As an Indian woman, Tinder fascinates me. The dating app’s shopping-meets-hook-up-experience premise is a strong departure from the traditional Indian mindset toward finding a partner — a pursuit that is only ever meant to end in marriage, and which does not typically encourage women to play an active role in making decisions.
So when I stumbled upon #100IndianTinderTales on Facebook — a project by Indian artist and illustrator Indu Harikumar that documents the stories and experiences of Tinder users in India and Indians using Tinder abroad — one of the first things that stood out to me was that most stories featured clearly articulated likes and dislikes, sexual preferences, fantasies, and experiences . . . many of which would be considered scandalous by typical Indian standards.
Indu embarked on this project to find inspiring new content for her daily art practice. Having herself used the app overseas, while on an artist’s residency in Europe, she found it was a novel way to meet interesting people. Since then, her project has evolved into something that’s challenged Indian relationship ideals in powerful ways.
I asked Indu what it means to women contributing to the project, to have the liberty to choose partners for love, sex, and for some, marriage. “In a world where women have always been judged and dismissed based on their looks, a lot of women have told me they feel powerful left-swiping when they see pictures of Tinder users,” she says. “Tinder helps weed out the men you’re definitely not interested in and focus on those who you think may be interesting. It puts us on a level playing field.”
While the West may have a love/hate relationship with Tinder, in India it’s a tool that enables choice for women as they navigate one of society’s greatest obsessions — relationships and marriage. About 95% of contributors to Indu’s project are women, many of whom have shared stories about how using Tinder gives them the upper hand.

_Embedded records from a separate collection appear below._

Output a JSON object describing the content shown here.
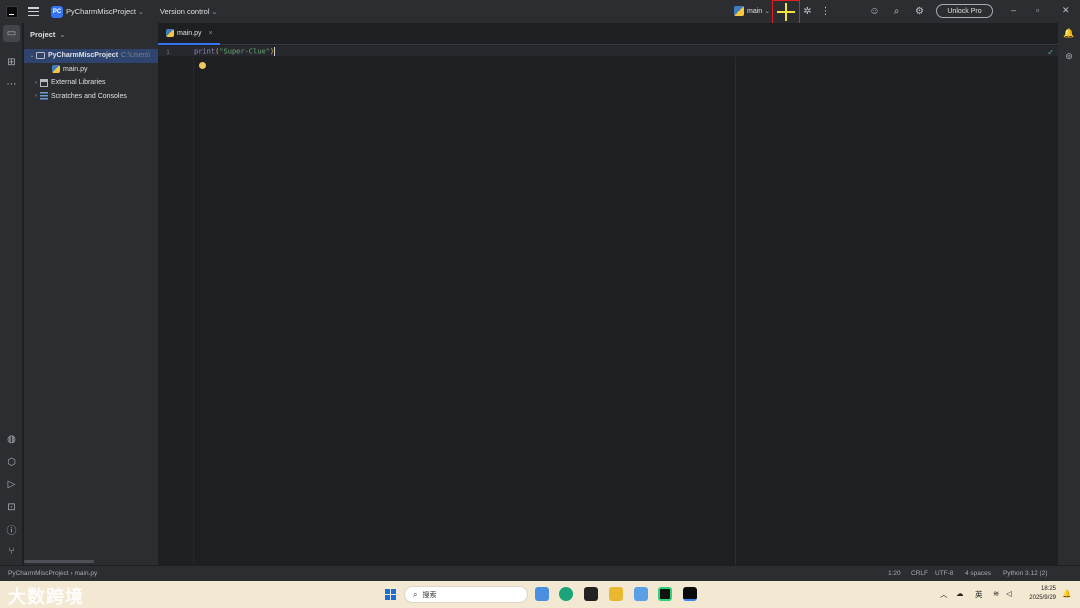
{
  "titlebar": {
    "project_badge": "PC",
    "project_name": "PyCharmMiscProject",
    "version_control": "Version control",
    "run_config": "main",
    "unlock": "Unlock Pro"
  },
  "project_panel": {
    "title": "Project",
    "root": "PyCharmMiscProject",
    "root_path": "C:\\Users\\",
    "items": [
      {
        "label": "main.py"
      },
      {
        "label": "External Libraries"
      },
      {
        "label": "Scratches and Consoles"
      }
    ]
  },
  "editor": {
    "tab": "main.py",
    "line_number": "1",
    "code": {
      "fn": "print",
      "open": "(",
      "str": "\"Super-Clue\"",
      "close": ")"
    }
  },
  "statusbar": {
    "breadcrumb_project": "PyCharmMiscProject",
    "breadcrumb_file": "main.py",
    "position": "1:20",
    "line_sep": "CRLF",
    "encoding": "UTF-8",
    "indent": "4 spaces",
    "interpreter": "Python 3.12 (2)"
  },
  "taskbar": {
    "watermark": "大数跨境",
    "search": "搜索",
    "lang": "英",
    "time": "18:25",
    "date": "2025/9/29"
  },
  "colors": {
    "accent": "#3574f0",
    "highlight_box": "#e02020",
    "plus": "#f5e23a"
  }
}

Indu says that Tinder has made her question her own social conditioning as well, presenting opportunities to push her boundaries and challenge her inhibitions. This liberation is particularly potent in a country often focused on the Ideal Indian Woman, whose primary role is to look after and preen herself, and…